  • Two pisteurs were caught by a powder avalanche while working. Their colleagues didn't get a response by radio and went to their aid. They found them very quickly (between 5 and 10 minutes) using a transceiver. But the depth of burial, 1m20 and 1m50 respectively, added an extra delay of 10 minutes and was fatal to one of the men who was dug out after 20 minutes beneath the snow.
  • A guide and two of his three clients were caught by a slab avalanche close to the Heidelbergerh├╝tte. The third client, inexperienced and on a beginners ski touring course, preferred to go to the refuge to ask for help. A colleague of the guide and two other people climbed to the avalanche site and rapidly located and dug out the victims (within 5 to 10 minutes). All three died (having been buried for 25 to 30 minutes).
  • A group of skiers were surprised by a mini snow storm climbing up to the Forno refuge. Their route passed too high above the cliffs and was traversed by a small slide. The person making tracks was swept some dozens of meters and found himself buried up to his knees. The followers, little by little, emerged from the storm and helped him to free himself. If seemed like it would be a good tale to tell back home until they realized that one of their number is missing. Despite finding him with a transceiver very quickly (20 minutes burial) the person was dead.
  • A guide and his client were buried. The second client, untouched, managed to dig out the guide very quickly because a ski shoe was poking out of the snow. In 10 minutes the guide helped his client find and dig out the second victim who died later. The delay to dig out the guide was fatal to his client (20 minutes burial time).
  • Three young ski tourers, during a late return, were avalanched on the north of the Egghornl├╝cke. Two skiers were partially covered, one managed to free himself after 15 minutes and began to look for his missing friend with his transceiver. It took him 10 minutes and digging him out took a further 10-15 minutes. He was unable to resuscitate him.

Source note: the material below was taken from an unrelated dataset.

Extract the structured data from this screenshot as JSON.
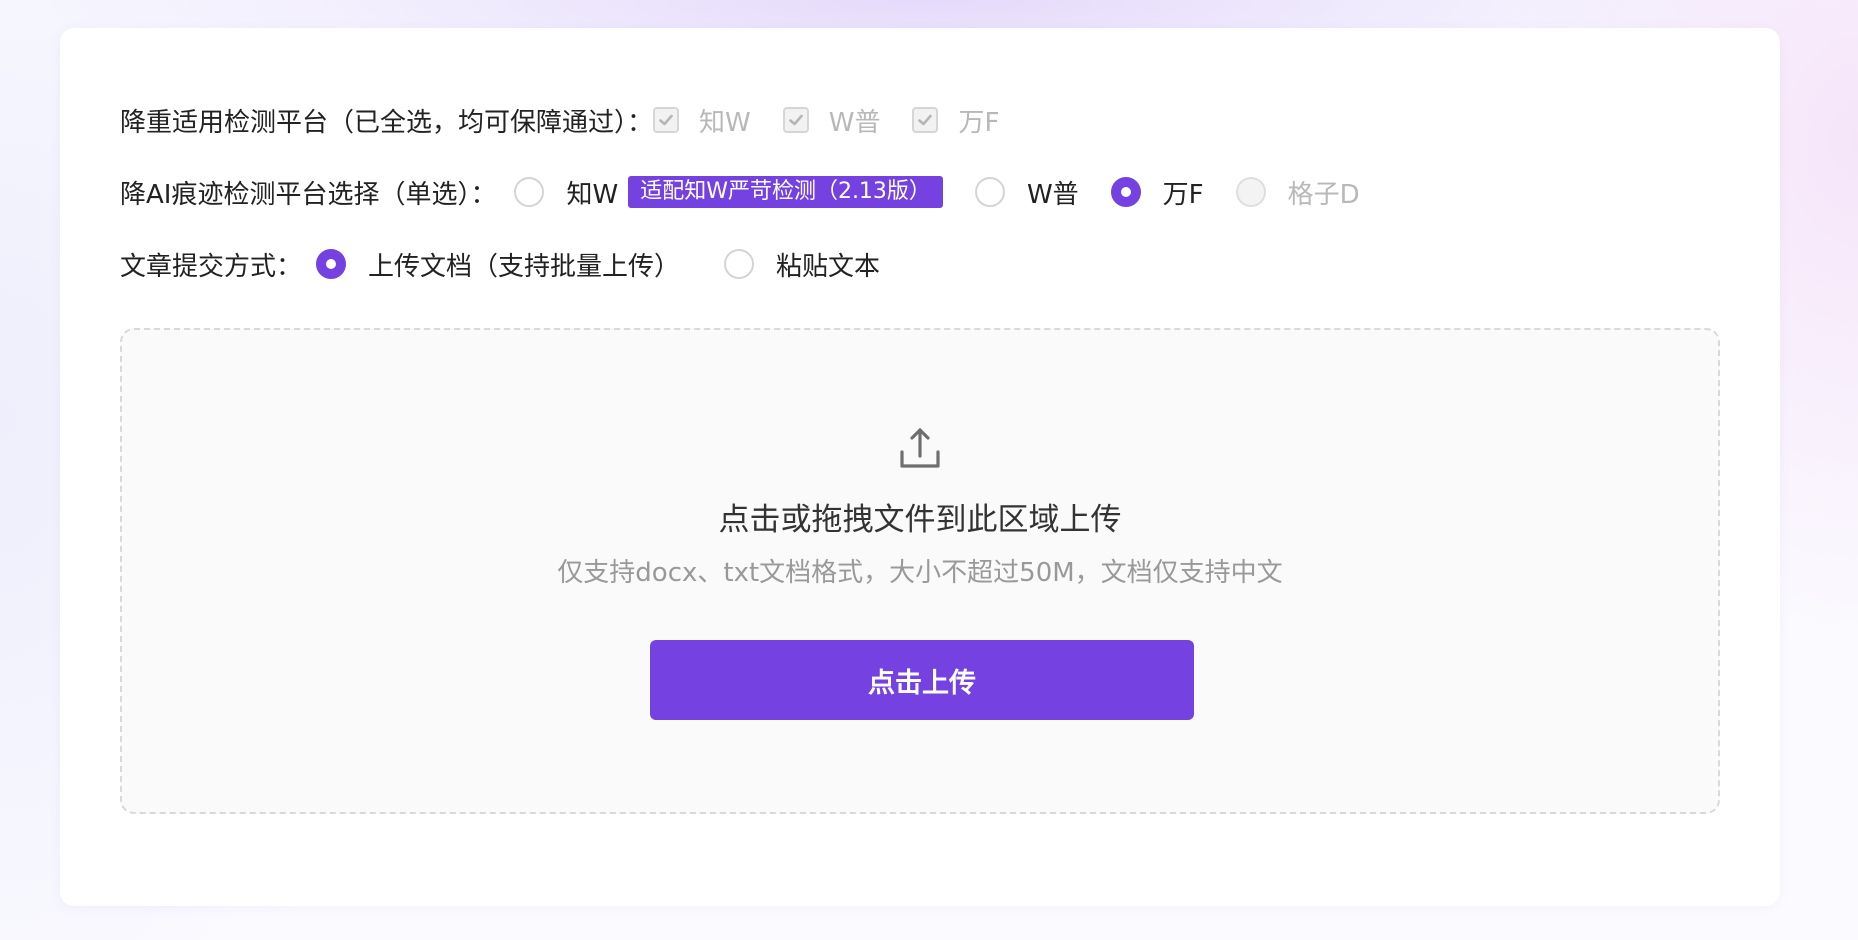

This is a very sad list and shows us that any delay in the search and rescue of an avalanche victim is in most cases fatal. At the same time there are some happy endings in the other events reported but they didn't come with enough detail to be useful either because there was not a police inquiry or the information was too short or incomplete.

Once again we have to make the point that you have to train regularly with an avalanche transceiver and must organise the search effort immediately after the avalanche has stopped moving. The rescue effort was in many cases delayed as there were insufficient snow shovels available.

Categories: Snow Safety